§ **Exercise aim**
Please repeat the whole listing exactly, but leave the pictures out.

§ **Input records**
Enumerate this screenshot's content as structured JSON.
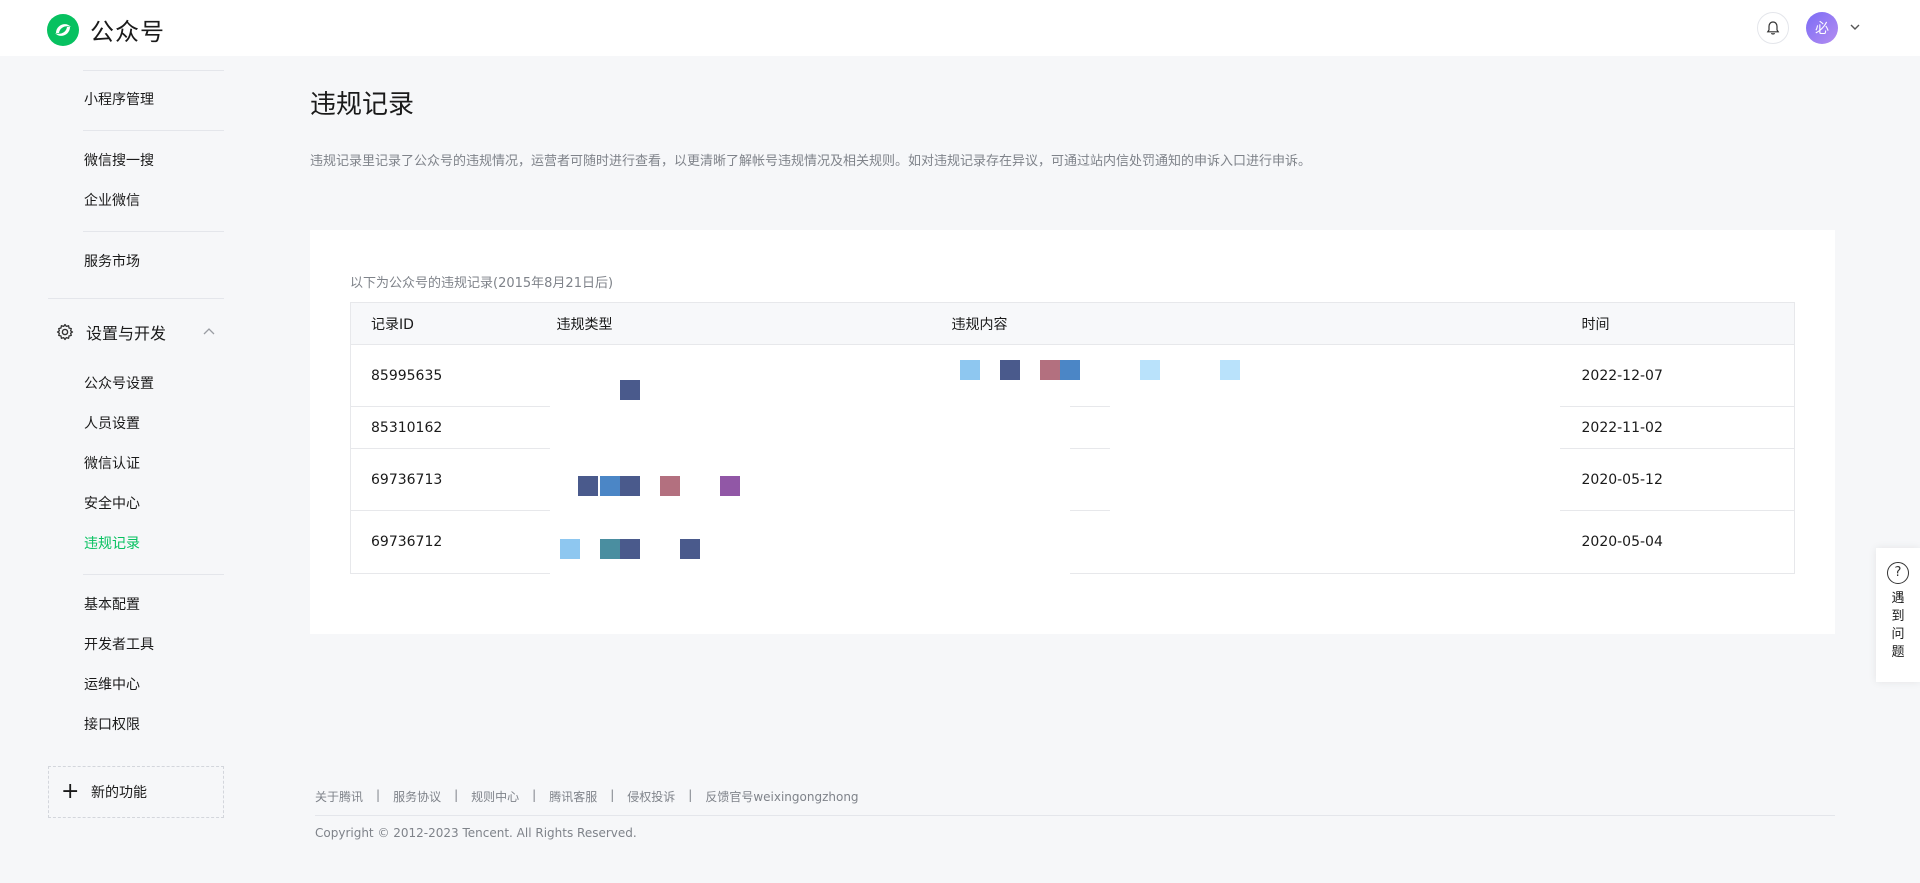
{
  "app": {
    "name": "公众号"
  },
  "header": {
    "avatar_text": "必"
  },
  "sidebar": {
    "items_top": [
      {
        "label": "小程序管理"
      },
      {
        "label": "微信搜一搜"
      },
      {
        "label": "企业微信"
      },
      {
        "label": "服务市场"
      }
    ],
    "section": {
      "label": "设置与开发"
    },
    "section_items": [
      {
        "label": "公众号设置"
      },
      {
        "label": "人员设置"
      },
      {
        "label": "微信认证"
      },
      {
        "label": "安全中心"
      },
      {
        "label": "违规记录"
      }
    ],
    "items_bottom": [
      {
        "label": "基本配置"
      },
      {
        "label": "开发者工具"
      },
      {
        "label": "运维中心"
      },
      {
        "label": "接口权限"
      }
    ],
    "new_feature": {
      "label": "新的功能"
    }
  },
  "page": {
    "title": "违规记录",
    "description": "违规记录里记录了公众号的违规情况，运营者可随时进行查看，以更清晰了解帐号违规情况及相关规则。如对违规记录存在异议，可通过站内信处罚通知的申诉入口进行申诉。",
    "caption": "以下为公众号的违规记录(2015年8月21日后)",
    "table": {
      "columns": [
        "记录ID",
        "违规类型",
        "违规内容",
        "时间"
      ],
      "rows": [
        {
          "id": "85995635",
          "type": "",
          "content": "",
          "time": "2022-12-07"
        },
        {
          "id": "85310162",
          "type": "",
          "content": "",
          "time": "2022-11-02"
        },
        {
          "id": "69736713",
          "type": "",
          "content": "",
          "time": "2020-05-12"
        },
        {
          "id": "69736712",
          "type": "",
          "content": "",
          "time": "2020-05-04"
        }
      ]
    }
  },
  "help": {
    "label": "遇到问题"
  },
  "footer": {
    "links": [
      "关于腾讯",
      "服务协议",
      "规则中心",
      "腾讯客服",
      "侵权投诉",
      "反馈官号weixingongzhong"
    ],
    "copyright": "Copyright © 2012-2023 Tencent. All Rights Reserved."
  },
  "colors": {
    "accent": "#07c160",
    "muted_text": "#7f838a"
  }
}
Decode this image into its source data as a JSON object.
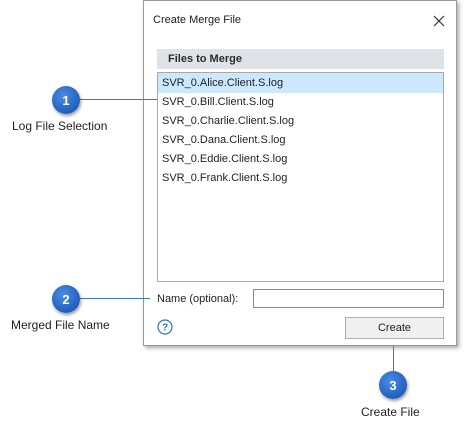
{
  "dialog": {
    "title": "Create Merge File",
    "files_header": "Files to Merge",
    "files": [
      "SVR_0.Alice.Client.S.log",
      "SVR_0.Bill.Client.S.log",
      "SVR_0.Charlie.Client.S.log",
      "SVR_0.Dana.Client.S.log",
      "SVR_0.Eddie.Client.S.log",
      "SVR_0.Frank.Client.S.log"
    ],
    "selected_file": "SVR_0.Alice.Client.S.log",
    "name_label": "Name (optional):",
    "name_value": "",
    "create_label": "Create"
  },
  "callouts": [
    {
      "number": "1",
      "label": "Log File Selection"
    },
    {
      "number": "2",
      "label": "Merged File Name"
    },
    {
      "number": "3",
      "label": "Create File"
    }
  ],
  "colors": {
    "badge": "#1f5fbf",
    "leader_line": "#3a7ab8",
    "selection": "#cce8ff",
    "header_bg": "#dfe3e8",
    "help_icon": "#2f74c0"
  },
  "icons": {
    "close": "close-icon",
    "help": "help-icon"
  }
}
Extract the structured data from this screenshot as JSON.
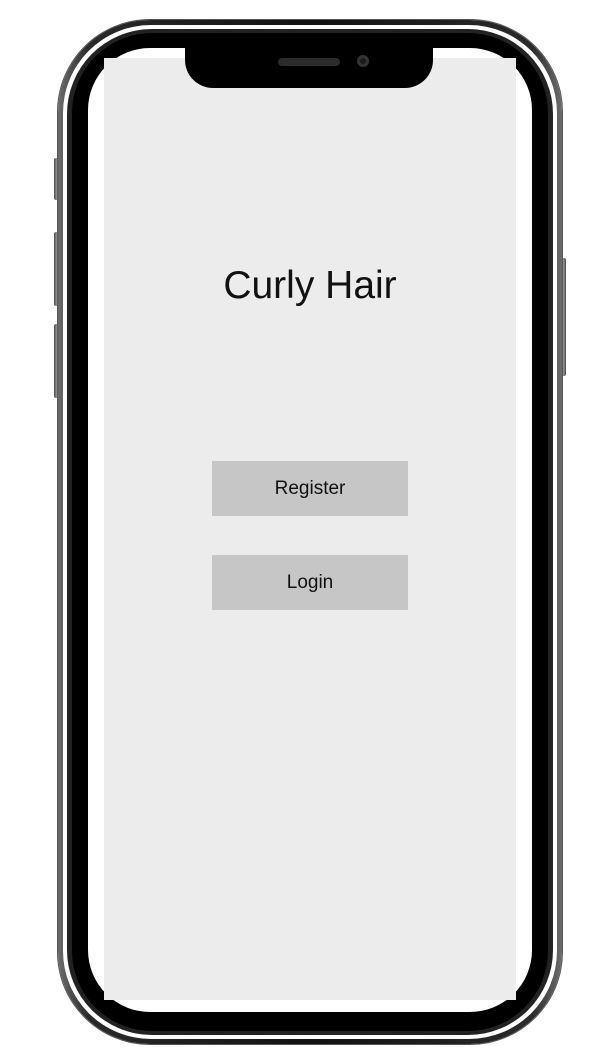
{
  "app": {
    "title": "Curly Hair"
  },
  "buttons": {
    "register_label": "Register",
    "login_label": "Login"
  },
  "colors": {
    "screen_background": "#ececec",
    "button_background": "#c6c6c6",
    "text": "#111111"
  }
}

§ **Response**
Enumerate this screenshot's content as structured JSON.
{
  "app": {
    "name": "公众号"
  },
  "header": {
    "avatar_text": "必"
  },
  "sidebar": {
    "items_top": [
      {
        "label": "小程序管理"
      },
      {
        "label": "微信搜一搜"
      },
      {
        "label": "企业微信"
      },
      {
        "label": "服务市场"
      }
    ],
    "section": {
      "label": "设置与开发"
    },
    "section_items": [
      {
        "label": "公众号设置"
      },
      {
        "label": "人员设置"
      },
      {
        "label": "微信认证"
      },
      {
        "label": "安全中心"
      },
      {
        "label": "违规记录"
      }
    ],
    "items_bottom": [
      {
        "label": "基本配置"
      },
      {
        "label": "开发者工具"
      },
      {
        "label": "运维中心"
      },
      {
        "label": "接口权限"
      }
    ],
    "new_feature": {
      "label": "新的功能"
    }
  },
  "page": {
    "title": "违规记录",
    "description": "违规记录里记录了公众号的违规情况，运营者可随时进行查看，以更清晰了解帐号违规情况及相关规则。如对违规记录存在异议，可通过站内信处罚通知的申诉入口进行申诉。",
    "caption": "以下为公众号的违规记录(2015年8月21日后)",
    "table": {
      "columns": [
        "记录ID",
        "违规类型",
        "违规内容",
        "时间"
      ],
      "rows": [
        {
          "id": "85995635",
          "type": "",
          "content": "",
          "time": "2022-12-07"
        },
        {
          "id": "85310162",
          "type": "",
          "content": "",
          "time": "2022-11-02"
        },
        {
          "id": "69736713",
          "type": "",
          "content": "",
          "time": "2020-05-12"
        },
        {
          "id": "69736712",
          "type": "",
          "content": "",
          "time": "2020-05-04"
        }
      ]
    }
  },
  "help": {
    "label": "遇到问题"
  },
  "footer": {
    "links": [
      "关于腾讯",
      "服务协议",
      "规则中心",
      "腾讯客服",
      "侵权投诉",
      "反馈官号weixingongzhong"
    ],
    "copyright": "Copyright © 2012-2023 Tencent. All Rights Reserved."
  },
  "colors": {
    "accent": "#07c160",
    "muted_text": "#7f838a"
  }
}
Decode this image into its source data as a JSON object.
{
  "dialog": {
    "title": "Create Merge File",
    "files_header": "Files to Merge",
    "files": [
      "SVR_0.Alice.Client.S.log",
      "SVR_0.Bill.Client.S.log",
      "SVR_0.Charlie.Client.S.log",
      "SVR_0.Dana.Client.S.log",
      "SVR_0.Eddie.Client.S.log",
      "SVR_0.Frank.Client.S.log"
    ],
    "selected_file": "SVR_0.Alice.Client.S.log",
    "name_label": "Name (optional):",
    "name_value": "",
    "create_label": "Create"
  },
  "callouts": [
    {
      "number": "1",
      "label": "Log File Selection"
    },
    {
      "number": "2",
      "label": "Merged File Name"
    },
    {
      "number": "3",
      "label": "Create File"
    }
  ],
  "colors": {
    "badge": "#1f5fbf",
    "leader_line": "#3a7ab8",
    "selection": "#cce8ff",
    "header_bg": "#dfe3e8",
    "help_icon": "#2f74c0"
  },
  "icons": {
    "close": "close-icon",
    "help": "help-icon"
  }
}
Extract the structured data from this screenshot as JSON.
{
  "app": {
    "title": "Curly Hair"
  },
  "buttons": {
    "register_label": "Register",
    "login_label": "Login"
  },
  "colors": {
    "screen_background": "#ececec",
    "button_background": "#c6c6c6",
    "text": "#111111"
  }
}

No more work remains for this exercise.